“I started seeing doctors out there,” McLeroy said. “Nobody knew what was wrong or like why nothing was working that would usually work for normal or would help subside the problem.”

She added she had to keep going to specialists in California and no one had any answers. When she moved to Michigan, someone mentioned going to the University of Michigan hospital system.

“I remember, one day, we drove all the way out there to go to the ER, and I waited in the ER for literally 13 hours,” McLeroy said.

Before this, McLeroy visited the ER before due to severe pain from migraines and other issues. She later said that she deals with chronic pain, popping and clicking throughout her body.

“I deal with different types of pain,” McLeroy said. “Lots of nerve pain, muscle pain, then the joint pain, then the rare forms of headaches, migraines I get.”

After waiting, she finally saw a specialist who was able to identify what she’d been going through.
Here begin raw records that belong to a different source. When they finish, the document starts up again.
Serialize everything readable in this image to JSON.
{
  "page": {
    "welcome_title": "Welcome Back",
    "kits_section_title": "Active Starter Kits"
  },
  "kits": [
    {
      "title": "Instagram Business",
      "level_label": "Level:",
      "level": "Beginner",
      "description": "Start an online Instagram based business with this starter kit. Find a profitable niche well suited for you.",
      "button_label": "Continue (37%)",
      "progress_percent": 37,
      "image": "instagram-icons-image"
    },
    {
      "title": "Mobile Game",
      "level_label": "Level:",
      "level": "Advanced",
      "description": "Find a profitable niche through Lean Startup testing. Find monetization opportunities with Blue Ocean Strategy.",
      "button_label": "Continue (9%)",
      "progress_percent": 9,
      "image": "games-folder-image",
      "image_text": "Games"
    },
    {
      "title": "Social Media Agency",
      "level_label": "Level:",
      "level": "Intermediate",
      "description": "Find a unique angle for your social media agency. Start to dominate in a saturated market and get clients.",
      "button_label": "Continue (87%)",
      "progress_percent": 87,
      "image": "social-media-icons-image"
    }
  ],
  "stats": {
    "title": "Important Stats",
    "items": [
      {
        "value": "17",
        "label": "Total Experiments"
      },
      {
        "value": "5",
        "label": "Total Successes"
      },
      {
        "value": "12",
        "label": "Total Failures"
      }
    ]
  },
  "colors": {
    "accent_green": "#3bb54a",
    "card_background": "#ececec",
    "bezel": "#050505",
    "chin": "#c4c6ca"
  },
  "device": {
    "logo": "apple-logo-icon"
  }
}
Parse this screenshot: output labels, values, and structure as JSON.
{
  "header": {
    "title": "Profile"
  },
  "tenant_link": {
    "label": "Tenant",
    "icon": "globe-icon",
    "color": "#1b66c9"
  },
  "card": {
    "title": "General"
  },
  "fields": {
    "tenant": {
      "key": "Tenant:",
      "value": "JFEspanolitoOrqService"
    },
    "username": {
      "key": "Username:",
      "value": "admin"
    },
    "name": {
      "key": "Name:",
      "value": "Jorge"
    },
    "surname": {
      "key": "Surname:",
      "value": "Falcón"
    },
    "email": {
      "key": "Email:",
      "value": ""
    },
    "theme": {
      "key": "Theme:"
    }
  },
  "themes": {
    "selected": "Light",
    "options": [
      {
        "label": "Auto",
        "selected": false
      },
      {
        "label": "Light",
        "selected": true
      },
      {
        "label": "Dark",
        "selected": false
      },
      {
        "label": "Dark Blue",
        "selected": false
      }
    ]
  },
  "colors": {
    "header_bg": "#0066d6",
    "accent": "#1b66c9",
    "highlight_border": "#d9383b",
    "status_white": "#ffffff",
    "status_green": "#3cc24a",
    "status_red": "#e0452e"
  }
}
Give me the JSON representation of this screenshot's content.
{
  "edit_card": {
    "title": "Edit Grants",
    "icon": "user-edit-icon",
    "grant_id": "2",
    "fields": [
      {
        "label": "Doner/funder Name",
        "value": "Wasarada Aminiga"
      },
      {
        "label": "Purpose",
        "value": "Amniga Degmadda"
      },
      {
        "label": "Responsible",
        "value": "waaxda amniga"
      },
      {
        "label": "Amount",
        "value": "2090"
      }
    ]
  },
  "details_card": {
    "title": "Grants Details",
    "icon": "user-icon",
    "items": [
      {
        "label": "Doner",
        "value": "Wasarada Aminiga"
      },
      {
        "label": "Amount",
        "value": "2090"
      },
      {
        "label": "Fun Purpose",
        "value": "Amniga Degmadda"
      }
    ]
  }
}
“When I’d seen the specialist, he instantly knew, I guess by my features as well, about the Ehlers-Danlos syndrome,” McLeroy said.

McLeroy never heard of EDS before the diagnosis and started her research after that.

“It took that one special doctor after 10 years of trying to get answers from people,” McLeroy said. “To know what he was doing and then it was confirmed through rheumatologists and genetics. Yeah, I’m really thankful I waited the 13 hours.”

McLeroy said when she looks back to her childhood, she did have signs and symptoms of EDS. She said she saw it in her features such as her hypermobility, bladder problems and abnormally stretchy skin.

“My parents didn’t. They don’t have any of these health issues and they wouldn’t have known what to look for when I was a kid, but I did have signs,” McLeroy said.

She also said that EDS can skip generations and she could also be the one that started with EDS. Her eight half brothers and sisters as well as her parents don’t have EDS.

She sees 14 specialists because the symptoms of EDS cause other health issues throughout the body.

“For me personally, it’s affected also my GI tract, my muscles, joints,” McLeroy said. “Even my eyeballs. But I look so normal on the outside. So no one knows unless I were to say something because all my problems are on the inside.”

Ever since the diagnosis, she’s been in physical therapy and receives injections.

“Because there’s currently no cure, so it’s more of just managing, I guess, your symptoms,” McLeroy said.

McLeroy said early diagnosis is crucial to EDS.

“It’s just better to know things early on,” McLeroy said. “Because I didn’t know before having children and now, they show signs. So it would have been nice to know all that stuff and do preventive things to not be as severe.”

McLeroy said she wants to bring more awareness to EDS. She said she knows people who haven’t been diagnosed until they were in their 50s or 60s.

“It just needs to be more recognized and taken serious especially in the medical field,” McLeroy said.

She went on to say even though there’s no cure she still has to live with the symptoms.

“It’s just been a little bit of a struggle, I guess, going to all the different doctors and injections,” McLeroy said. “But it’s pretty much all you can do for now.”

Fernandez wants people to know that not everyone with EDS presents their symptoms the same. She said if doctors and people could understand the different presentations that those with EDS could get the help they need.

“You know, not everyone has the same phenotype. It could help lead to earlier diagnosis and better care,” Fernandez said.

Fernandez said people should be more aware of EDS and the people who have it.

“I think the more people that know about it the better care people will be able to receive,” Fernandez said.